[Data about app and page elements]
▬▬▬

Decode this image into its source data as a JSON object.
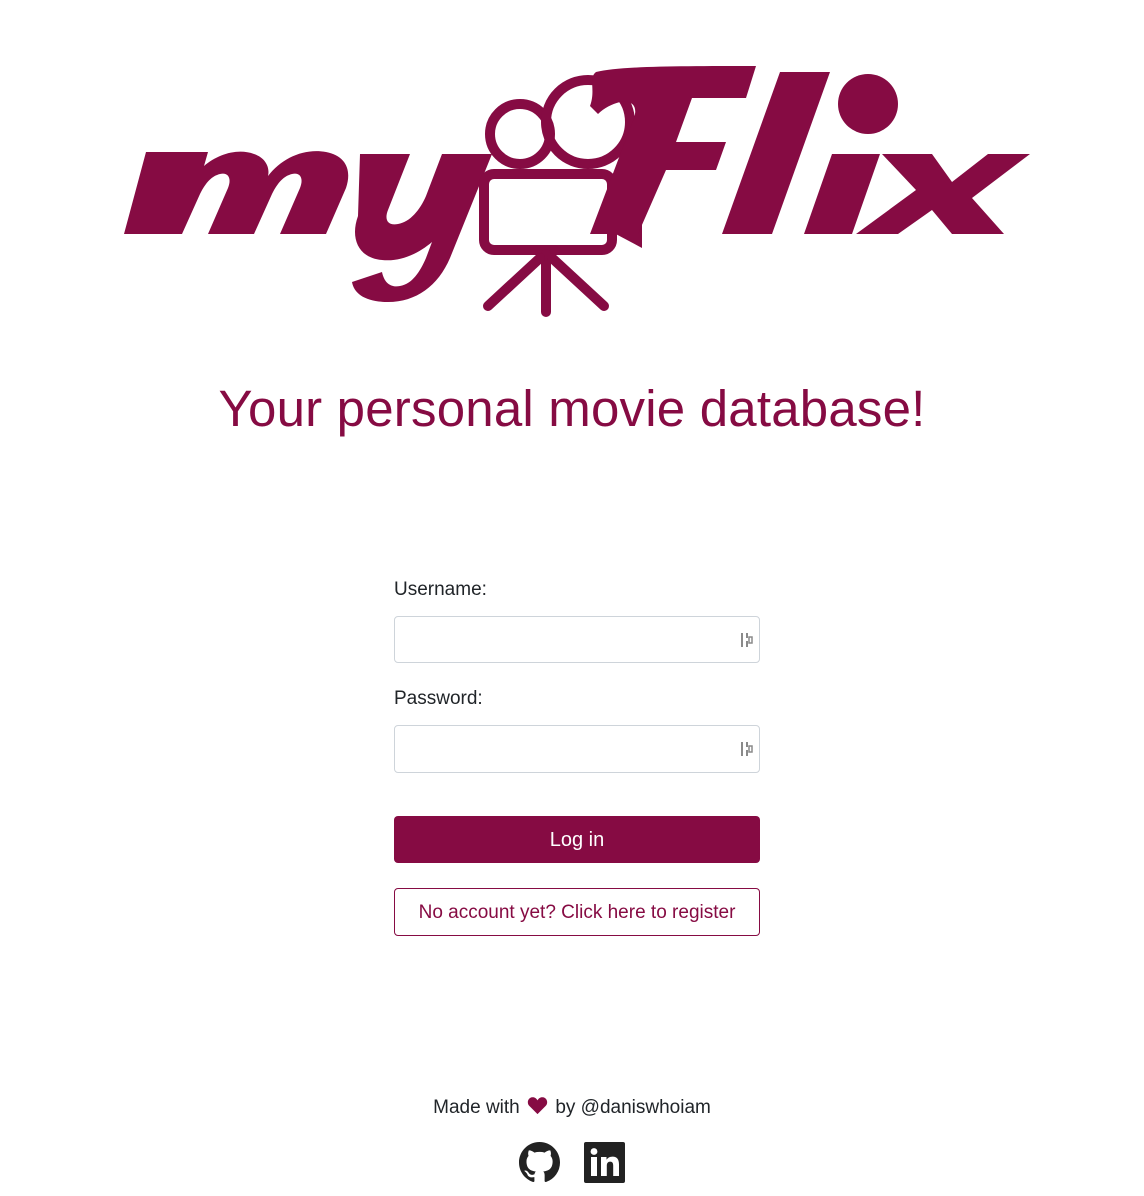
{
  "brand": {
    "logo_text": "myFlix",
    "tagline": "Your personal movie database!",
    "accent_color": "#860b43"
  },
  "form": {
    "username_label": "Username:",
    "username_value": "",
    "password_label": "Password:",
    "password_value": "",
    "password_manager_icon": "password-manager-icon",
    "login_label": "Log in",
    "register_label": "No account yet? Click here to register"
  },
  "footer": {
    "made_with": "Made with",
    "heart_icon": "heart-icon",
    "by_text": "by @daniswhoiam",
    "links": [
      {
        "icon": "github-icon"
      },
      {
        "icon": "linkedin-icon"
      }
    ]
  }
}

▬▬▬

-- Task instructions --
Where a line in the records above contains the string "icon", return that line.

-- Answer to this task --
    "password_manager_icon": "password-manager-icon",
    "heart_icon": "heart-icon",
        "icon": "github-icon"
        "icon": "linkedin-icon"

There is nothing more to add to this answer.